Recorded information Block Start
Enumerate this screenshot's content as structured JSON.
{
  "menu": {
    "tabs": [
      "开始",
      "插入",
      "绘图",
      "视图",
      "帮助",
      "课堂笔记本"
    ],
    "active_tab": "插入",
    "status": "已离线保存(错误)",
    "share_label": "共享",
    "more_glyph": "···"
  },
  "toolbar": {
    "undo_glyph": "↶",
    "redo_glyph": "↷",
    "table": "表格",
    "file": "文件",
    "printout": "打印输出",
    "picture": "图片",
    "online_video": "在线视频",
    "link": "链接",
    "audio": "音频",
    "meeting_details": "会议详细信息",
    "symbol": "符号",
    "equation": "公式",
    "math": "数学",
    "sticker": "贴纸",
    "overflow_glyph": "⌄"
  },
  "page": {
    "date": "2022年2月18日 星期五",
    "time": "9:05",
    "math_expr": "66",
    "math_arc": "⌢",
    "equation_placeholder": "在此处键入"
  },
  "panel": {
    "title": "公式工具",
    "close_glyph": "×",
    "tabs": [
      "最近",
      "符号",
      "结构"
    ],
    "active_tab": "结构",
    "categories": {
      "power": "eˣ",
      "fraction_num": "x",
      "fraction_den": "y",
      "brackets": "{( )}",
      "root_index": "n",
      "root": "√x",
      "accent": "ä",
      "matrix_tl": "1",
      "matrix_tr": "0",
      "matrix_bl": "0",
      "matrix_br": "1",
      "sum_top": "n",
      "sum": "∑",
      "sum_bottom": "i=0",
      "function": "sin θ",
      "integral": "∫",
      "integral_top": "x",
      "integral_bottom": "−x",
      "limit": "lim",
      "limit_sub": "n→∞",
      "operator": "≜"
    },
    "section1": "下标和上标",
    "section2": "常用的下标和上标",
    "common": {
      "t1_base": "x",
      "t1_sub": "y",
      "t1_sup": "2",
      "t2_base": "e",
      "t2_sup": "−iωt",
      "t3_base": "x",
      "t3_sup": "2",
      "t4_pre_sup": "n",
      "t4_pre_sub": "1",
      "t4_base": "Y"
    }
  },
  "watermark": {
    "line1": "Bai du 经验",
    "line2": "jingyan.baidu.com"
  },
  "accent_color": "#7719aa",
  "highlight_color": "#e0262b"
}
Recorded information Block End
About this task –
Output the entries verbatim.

Answer to this exercise –
Enumerate this screenshot's content as structured JSON.
{
  "menu": {
    "tabs": [
      "开始",
      "插入",
      "绘图",
      "视图",
      "帮助",
      "课堂笔记本"
    ],
    "active_tab": "插入",
    "status": "已离线保存(错误)",
    "share_label": "共享",
    "more_glyph": "···"
  },
  "toolbar": {
    "undo_glyph": "↶",
    "redo_glyph": "↷",
    "table": "表格",
    "file": "文件",
    "printout": "打印输出",
    "picture": "图片",
    "online_video": "在线视频",
    "link": "链接",
    "audio": "音频",
    "meeting_details": "会议详细信息",
    "symbol": "符号",
    "equation": "公式",
    "math": "数学",
    "sticker": "贴纸",
    "overflow_glyph": "⌄"
  },
  "page": {
    "date": "2022年2月18日 星期五",
    "time": "9:05",
    "math_expr": "66",
    "math_arc": "⌢",
    "equation_placeholder": "在此处键入"
  },
  "panel": {
    "title": "公式工具",
    "close_glyph": "×",
    "tabs": [
      "最近",
      "符号",
      "结构"
    ],
    "active_tab": "结构",
    "categories": {
      "power": "eˣ",
      "fraction_num": "x",
      "fraction_den": "y",
      "brackets": "{( )}",
      "root_index": "n",
      "root": "√x",
      "accent": "ä",
      "matrix_tl": "1",
      "matrix_tr": "0",
      "matrix_bl": "0",
      "matrix_br": "1",
      "sum_top": "n",
      "sum": "∑",
      "sum_bottom": "i=0",
      "function": "sin θ",
      "integral": "∫",
      "integral_top": "x",
      "integral_bottom": "−x",
      "limit": "lim",
      "limit_sub": "n→∞",
      "operator": "≜"
    },
    "section1": "下标和上标",
    "section2": "常用的下标和上标",
    "common": {
      "t1_base": "x",
      "t1_sub": "y",
      "t1_sup": "2",
      "t2_base": "e",
      "t2_sup": "−iωt",
      "t3_base": "x",
      "t3_sup": "2",
      "t4_pre_sup": "n",
      "t4_pre_sub": "1",
      "t4_base": "Y"
    }
  },
  "watermark": {
    "line1": "Bai du 经验",
    "line2": "jingyan.baidu.com"
  },
  "accent_color": "#7719aa",
  "highlight_color": "#e0262b"
}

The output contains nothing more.